MANGO: Looking for mango to pull double duty? Researchers found that mango skin helps burn fat and inhibits the production of mature fat cells. The mango peel is also heavily concentrated with carotenoids and polyunsaturated fatty acids – fighting off cancer, inflammation, diabetes, and heart disease.
How to use: When blending the mango skin we suggest selecting your fruit when the fruit is ripe and the skin is at its thinnest. While the mango skin is packed with nutrients, those sensitive to poison ivy or poison oak should avoid eating the skin due to a potential allergic reaction known as “mango itch”.
CARROTS: The highest concentration of phytonutrients are found in a carrot’s skin or immediately underneath. Technically a vegetable, but sweet enough to go under fruit for this exercise. 🙂
How to use: Simply wash and rinse the carrot thoroughly rather than peeling.
WATERMELON: During the summer do you find yourself gobbling up watermelon, but stopping short of the tart white rind? While the rind is tart, by throwing away the rind, you’re discarding 40% of the watermelon’s weight and losing a potent source of citrulline. Citrulline is an amino acid that improves blood flow, decreases blood pressure and works to improve your overall cardiovascular health. The rind is also lower in sugar content than the flesh and higher in potassium and dietary fiber.

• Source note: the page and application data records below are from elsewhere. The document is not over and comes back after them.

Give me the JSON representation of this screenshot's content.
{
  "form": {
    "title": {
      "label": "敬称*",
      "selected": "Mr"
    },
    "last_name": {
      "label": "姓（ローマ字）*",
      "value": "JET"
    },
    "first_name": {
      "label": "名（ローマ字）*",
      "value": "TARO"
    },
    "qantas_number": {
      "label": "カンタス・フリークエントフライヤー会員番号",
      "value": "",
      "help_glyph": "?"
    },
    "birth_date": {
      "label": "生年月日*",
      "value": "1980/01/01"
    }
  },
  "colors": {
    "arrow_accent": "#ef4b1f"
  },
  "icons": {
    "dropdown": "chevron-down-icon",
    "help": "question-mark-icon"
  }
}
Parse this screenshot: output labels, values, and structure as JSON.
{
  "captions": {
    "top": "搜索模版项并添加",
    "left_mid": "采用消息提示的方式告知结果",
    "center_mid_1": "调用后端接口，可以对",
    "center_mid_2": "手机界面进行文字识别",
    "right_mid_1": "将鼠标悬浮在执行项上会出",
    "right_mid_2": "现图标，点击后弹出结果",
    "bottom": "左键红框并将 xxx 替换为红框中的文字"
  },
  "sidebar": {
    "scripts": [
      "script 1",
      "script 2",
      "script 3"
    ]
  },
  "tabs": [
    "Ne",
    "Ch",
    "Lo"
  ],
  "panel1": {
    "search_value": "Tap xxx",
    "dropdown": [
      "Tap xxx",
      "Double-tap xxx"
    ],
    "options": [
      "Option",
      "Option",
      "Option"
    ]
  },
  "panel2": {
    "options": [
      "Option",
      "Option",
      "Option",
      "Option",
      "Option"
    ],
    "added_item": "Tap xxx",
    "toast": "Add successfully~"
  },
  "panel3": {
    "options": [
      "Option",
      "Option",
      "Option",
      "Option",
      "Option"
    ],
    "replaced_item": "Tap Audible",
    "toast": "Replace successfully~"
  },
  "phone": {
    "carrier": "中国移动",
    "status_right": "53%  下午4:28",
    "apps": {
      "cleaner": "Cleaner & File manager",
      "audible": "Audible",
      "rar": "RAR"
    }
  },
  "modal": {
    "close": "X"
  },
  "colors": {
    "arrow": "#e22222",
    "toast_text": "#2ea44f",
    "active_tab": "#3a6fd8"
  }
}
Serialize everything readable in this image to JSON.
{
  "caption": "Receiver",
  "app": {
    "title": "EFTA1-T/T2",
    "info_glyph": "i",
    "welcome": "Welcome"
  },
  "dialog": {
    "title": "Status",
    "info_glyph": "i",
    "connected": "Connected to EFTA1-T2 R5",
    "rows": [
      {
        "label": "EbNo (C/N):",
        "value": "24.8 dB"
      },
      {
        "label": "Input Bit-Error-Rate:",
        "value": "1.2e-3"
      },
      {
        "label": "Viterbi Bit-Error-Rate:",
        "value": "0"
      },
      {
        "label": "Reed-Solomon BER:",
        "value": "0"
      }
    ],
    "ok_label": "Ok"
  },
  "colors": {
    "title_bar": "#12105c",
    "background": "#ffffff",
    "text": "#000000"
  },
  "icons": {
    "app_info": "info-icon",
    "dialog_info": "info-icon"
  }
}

How to use: Instead of throwing the white rind away, when cutting up your watermelon, leave some of the white rind attached. If you find the rind bitter, adding a natural sweetener or spices like ginger will help balance the flavor.
BANANA: How does the thought of adding banana peel to your next green smoothie make you feel? It should actually make you feel great, as it’s known to increase your serotonin levels (those feel good vibes). The peel is also packed with potassium, soluble fiber (which makes you feel full) and insoluble fiber (which keeps your body regular).
How to use: Try adding a small piece of peel into your next smoothie! Waiting till the fruit is more ripe will yield a thinner, tastier skin.
STONE FRUIT: Peaches, plums, nectarines…we can’t get enough! Especially because the peel is packed with vitamin C, known for reducing wrinkles, improving skin texture and helping to fight skin damage caused by the sun and pollution. Stone fruit’s peel also provides you with insoluble fiber helping to prevent constipation.
How to use: Next time you’re blending stone fruit, remove the pit, but leave the peel!
PEARS: The peel provides about half of the pear’s total dietary fiber, as well as, its antioxidant and anti-inflammatory phytonutrients. Quercetin is another antioxidant found in the skin of pears. It’s beneficial for cancer prevention and can help reduce blood pressure.
How to use: We suggest removing the core and seeds prior to blending, but leave the peel! Just an FYI – while the peel is nutrient packed, it may make your smoothie slightly gritty.
By: Jen Hansard | Updated: 5.19.2016 | COMMENTS: 21